**Exercise goal:**
Pictures are to be left out; everything else in the records must be repeated exactly.

[Opening Supplied records section]

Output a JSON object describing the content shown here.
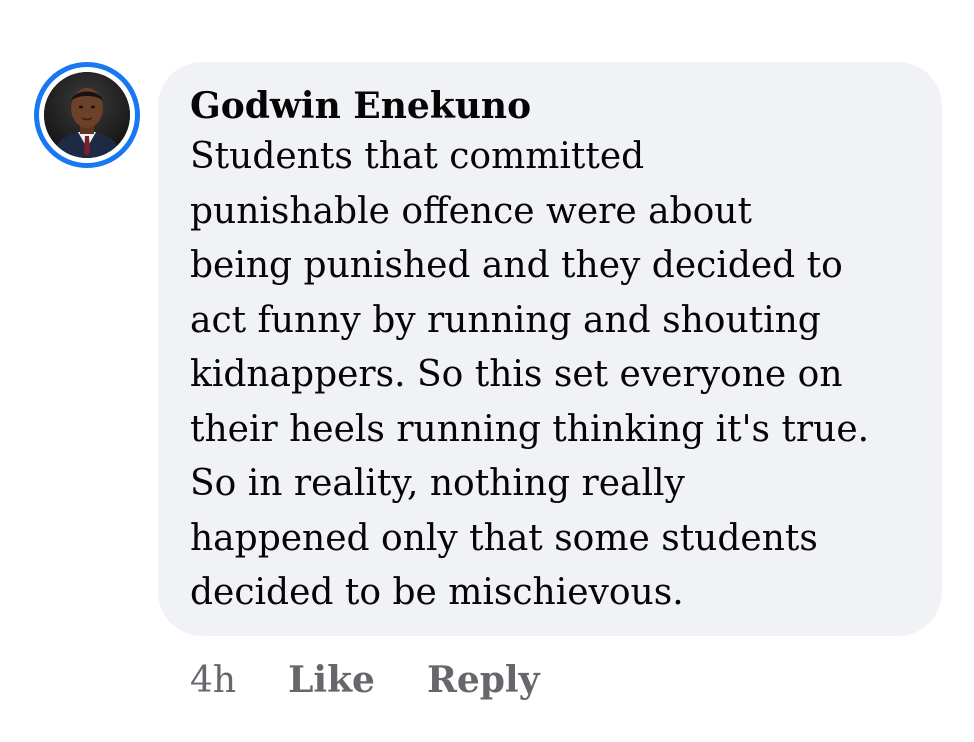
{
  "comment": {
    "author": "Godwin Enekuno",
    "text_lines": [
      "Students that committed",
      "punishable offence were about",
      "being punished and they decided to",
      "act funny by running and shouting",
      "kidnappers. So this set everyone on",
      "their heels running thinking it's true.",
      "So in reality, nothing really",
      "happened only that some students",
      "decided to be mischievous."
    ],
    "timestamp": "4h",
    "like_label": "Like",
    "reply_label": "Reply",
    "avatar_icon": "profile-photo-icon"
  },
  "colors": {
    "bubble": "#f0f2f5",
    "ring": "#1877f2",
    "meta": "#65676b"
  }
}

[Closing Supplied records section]

**Exercise output:**
Output a JSON object describing the content shown here.
{
  "comment": {
    "author": "Godwin Enekuno",
    "text_lines": [
      "Students that committed",
      "punishable offence were about",
      "being punished and they decided to",
      "act funny by running and shouting",
      "kidnappers. So this set everyone on",
      "their heels running thinking it's true.",
      "So in reality, nothing really",
      "happened only that some students",
      "decided to be mischievous."
    ],
    "timestamp": "4h",
    "like_label": "Like",
    "reply_label": "Reply",
    "avatar_icon": "profile-photo-icon"
  },
  "colors": {
    "bubble": "#f0f2f5",
    "ring": "#1877f2",
    "meta": "#65676b"
  }
}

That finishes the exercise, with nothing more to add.